What’s interestings about Lys from the books, and House of the Dragon’s subsequent deviation from it, is that the city is said to be the most “Valyrian” of all the Free Cities. The Lyseni people are said to resemble Valyrians, having the same blond hair and lilac eyes that House Targaryen is known for. Of course, in House of the Dragon, Mysaria has dark hair and does not have a similar appearance to any Targaryen we know.

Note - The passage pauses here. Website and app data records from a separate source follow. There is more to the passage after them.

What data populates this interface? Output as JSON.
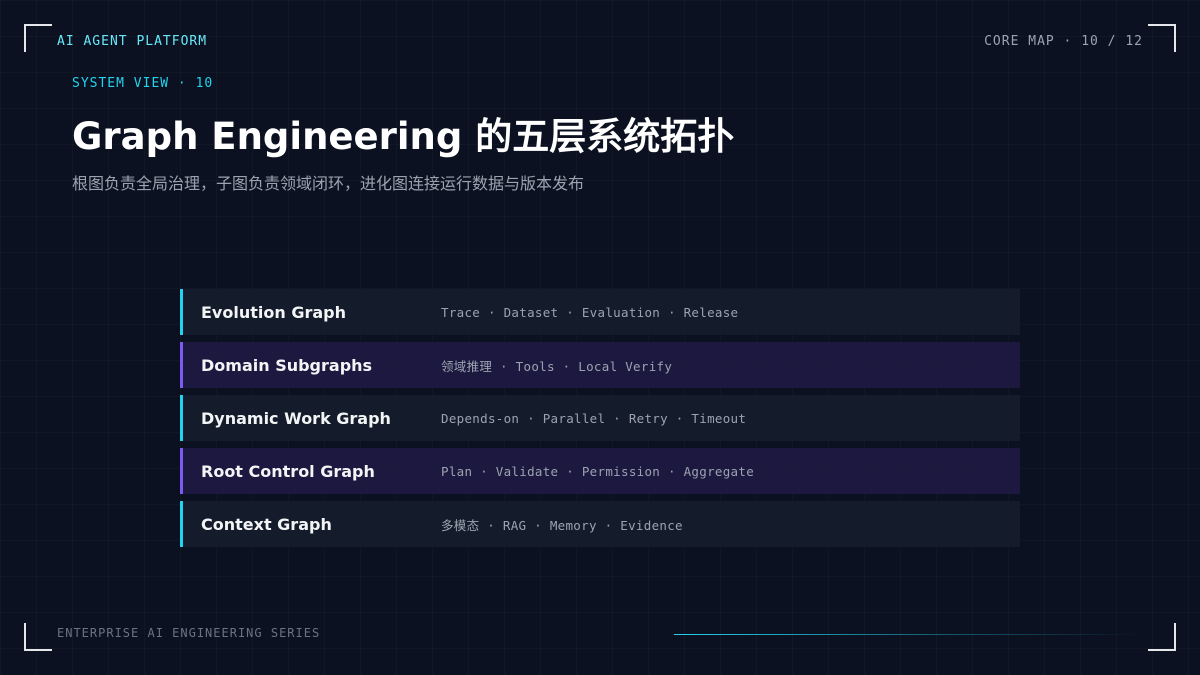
{
  "header": {
    "brand": "AI AGENT PLATFORM",
    "pager": "CORE MAP · 10 / 12"
  },
  "slide": {
    "kicker": "SYSTEM VIEW · 10",
    "title": "Graph Engineering 的五层系统拓扑",
    "subtitle": "根图负责全局治理，子图负责领域闭环，进化图连接运行数据与版本发布"
  },
  "layers": [
    {
      "name": "Evolution Graph",
      "tags": "Trace · Dataset · Evaluation · Release"
    },
    {
      "name": "Domain Subgraphs",
      "tags": "领域推理 · Tools · Local Verify"
    },
    {
      "name": "Dynamic Work Graph",
      "tags": "Depends-on · Parallel · Retry · Timeout"
    },
    {
      "name": "Root Control Graph",
      "tags": "Plan · Validate · Permission · Aggregate"
    },
    {
      "name": "Context Graph",
      "tags": "多模态 · RAG · Memory · Evidence"
    }
  ],
  "footer": {
    "series": "ENTERPRISE AI ENGINEERING SERIES"
  },
  "colors": {
    "background": "#0b1120",
    "accent_cyan": "#22d3ee",
    "accent_violet": "#7c5cf0"
  }
}
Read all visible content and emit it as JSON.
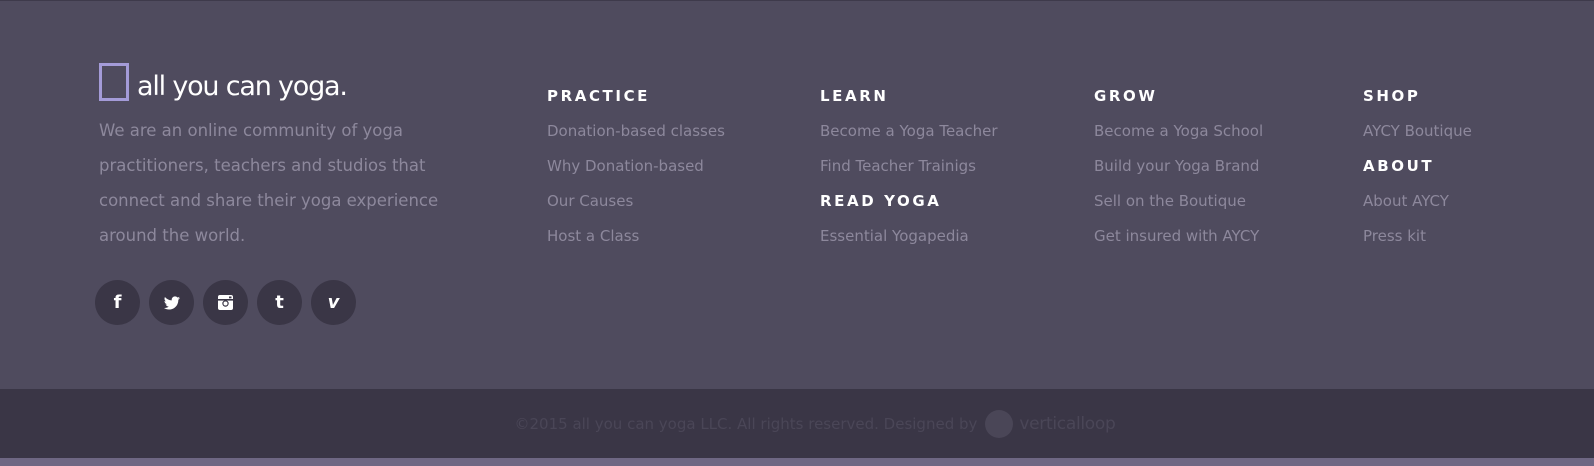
{
  "brand": {
    "logo_text": "all you can yoga.",
    "tagline": "We are an online community of yoga practitioners, teachers and studios that connect and share their yoga experience around the world."
  },
  "social": [
    {
      "name": "facebook-icon",
      "glyph": "f"
    },
    {
      "name": "twitter-icon",
      "glyph": "bird"
    },
    {
      "name": "instagram-icon",
      "glyph": "camera"
    },
    {
      "name": "tumblr-icon",
      "glyph": "t"
    },
    {
      "name": "vimeo-icon",
      "glyph": "v"
    }
  ],
  "columns": {
    "practice": {
      "heading": "PRACTICE",
      "links": [
        "Donation-based classes",
        "Why Donation-based",
        "Our Causes",
        "Host a Class"
      ]
    },
    "learn": {
      "heading": "LEARN",
      "links": [
        "Become a Yoga Teacher",
        "Find Teacher Trainigs"
      ],
      "sub_heading": "READ YOGA",
      "sub_links": [
        "Essential Yogapedia"
      ]
    },
    "grow": {
      "heading": "GROW",
      "links": [
        "Become a Yoga School",
        "Build your Yoga Brand",
        "Sell on the Boutique",
        "Get insured with AYCY"
      ]
    },
    "shop": {
      "heading": "SHOP",
      "links": [
        "AYCY Boutique"
      ],
      "sub_heading": "ABOUT",
      "sub_links": [
        "About AYCY",
        "Press kit"
      ]
    }
  },
  "footer": {
    "copyright": "©2015 all you can yoga LLC. All rights reserved. Designed by",
    "designer": "verticalloop"
  },
  "colors": {
    "background": "#4f4b5e",
    "bottom_bar": "#3a3646",
    "link": "#8d889c",
    "heading": "#ffffff",
    "logo_accent": "#a49bd8"
  }
}
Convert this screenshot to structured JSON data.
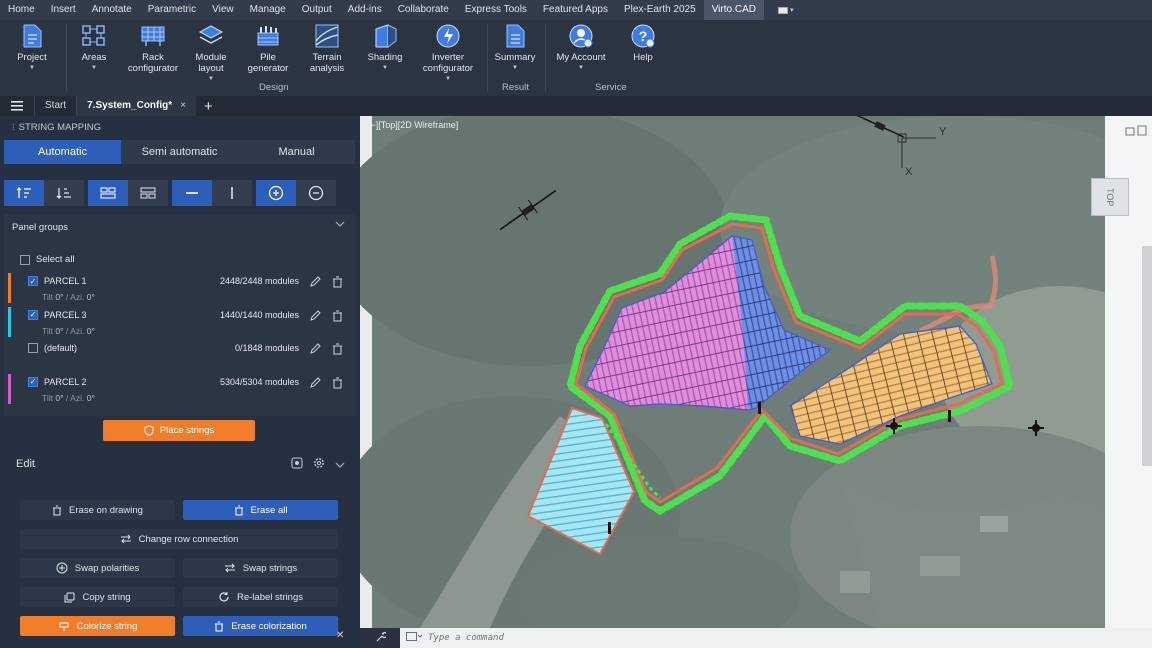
{
  "menu": {
    "tabs": [
      "Home",
      "Insert",
      "Annotate",
      "Parametric",
      "View",
      "Manage",
      "Output",
      "Add-ins",
      "Collaborate",
      "Express Tools",
      "Featured Apps",
      "Plex-Earth 2025",
      "Virto.CAD"
    ],
    "active_tab": "Virto.CAD"
  },
  "ribbon": {
    "buttons": [
      {
        "id": "project",
        "label1": "Project",
        "label2": "",
        "caret": true,
        "icon": "document-icon"
      },
      {
        "id": "areas",
        "label1": "Areas",
        "label2": "",
        "caret": true,
        "icon": "areas-icon"
      },
      {
        "id": "rack",
        "label1": "Rack",
        "label2": "configurator",
        "caret": false,
        "icon": "rack-icon"
      },
      {
        "id": "module",
        "label1": "Module",
        "label2": "layout",
        "caret": true,
        "icon": "layers-icon"
      },
      {
        "id": "pile",
        "label1": "Pile",
        "label2": "generator",
        "caret": false,
        "icon": "pile-icon"
      },
      {
        "id": "terrain",
        "label1": "Terrain",
        "label2": "analysis",
        "caret": false,
        "icon": "terrain-icon"
      },
      {
        "id": "shading",
        "label1": "Shading",
        "label2": "",
        "caret": true,
        "icon": "shading-icon"
      },
      {
        "id": "inverter",
        "label1": "Inverter",
        "label2": "configurator",
        "caret": true,
        "icon": "inverter-icon"
      },
      {
        "id": "summary",
        "label1": "Summary",
        "label2": "",
        "caret": true,
        "icon": "summary-icon"
      },
      {
        "id": "account",
        "label1": "My Account",
        "label2": "",
        "caret": true,
        "icon": "account-icon"
      },
      {
        "id": "help",
        "label1": "Help",
        "label2": "",
        "caret": false,
        "icon": "help-icon"
      }
    ],
    "groups": {
      "design": "Design",
      "result": "Result",
      "service": "Service"
    }
  },
  "doc_tabs": {
    "start": "Start",
    "active": "7.System_Config*",
    "close": "×",
    "add": "+"
  },
  "panel": {
    "title": "STRING MAPPING",
    "modes": [
      "Automatic",
      "Semi automatic",
      "Manual"
    ],
    "active_mode": "Automatic",
    "groups_header": "Panel groups",
    "select_all": "Select all",
    "groups": [
      {
        "name": "PARCEL 1",
        "checked": true,
        "color": "#f07d2a",
        "modules": "2448/2448 modules",
        "tilt_label": "Tilt",
        "tilt": "0°",
        "azi_label": "/ Azi.",
        "azi": "0°"
      },
      {
        "name": "PARCEL 3",
        "checked": true,
        "color": "#2ec6e8",
        "modules": "1440/1440 modules",
        "tilt_label": "Tilt",
        "tilt": "0°",
        "azi_label": "/ Azi.",
        "azi": "0°"
      },
      {
        "name": "(default)",
        "checked": false,
        "color": "",
        "modules": "0/1848 modules",
        "tilt_label": "",
        "tilt": "",
        "azi_label": "",
        "azi": ""
      },
      {
        "name": "PARCEL 2",
        "checked": true,
        "color": "#d45bc8",
        "modules": "5304/5304 modules",
        "tilt_label": "Tilt",
        "tilt": "0°",
        "azi_label": "/ Azi.",
        "azi": "0°"
      }
    ],
    "place_strings": "Place strings",
    "edit": {
      "title": "Edit",
      "erase_on_drawing": "Erase on drawing",
      "erase_all": "Erase all",
      "change_row_connection": "Change row connection",
      "swap_polarities": "Swap polarities",
      "swap_strings": "Swap strings",
      "copy_string": "Copy string",
      "relabel_strings": "Re-label strings",
      "colorize_string": "Colorize string",
      "erase_colorization": "Erase colorization"
    }
  },
  "viewport": {
    "label": "[−][Top][2D Wireframe]",
    "view_cube": "TOP",
    "axis_y": "Y",
    "axis_x": "X"
  },
  "command": {
    "placeholder": "Type a command"
  }
}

It’s possible that House of the Dragon’s Mysaria is not “ethnically” Lyseni but rather Lyseni in the sense that she was a resident of a pillow house in Lys. It’s also possible that House of the Dragon has just decided to not worry about the appearance of Free City residents so long as they appear sufficiently different from the main characters. 

Why is Mysaria The White Worm?

In George R.R. Martin’s continuity, Mysaria is known to her enemies as “Lady Misery, the White Worm.” The white worm aspect seems to derive from her extremely pale, milky Valyrian skin. Since Mysaria’s appearance has changed a bit for the TV show, the “White Worm” designation is probably just an unassuming code name on Otto Hightower’s part. Or it could refer to her penchant for wearing white robes.

In any case, Lady Mysaria is set to play a fairly major role in the wars to come. As evidenced by her time working for Otto, she is very adapt in the arts of espionage and sabotage. With Otto now fired and off the board, someone else will have to step forward and put Mysaria’s talents to good use.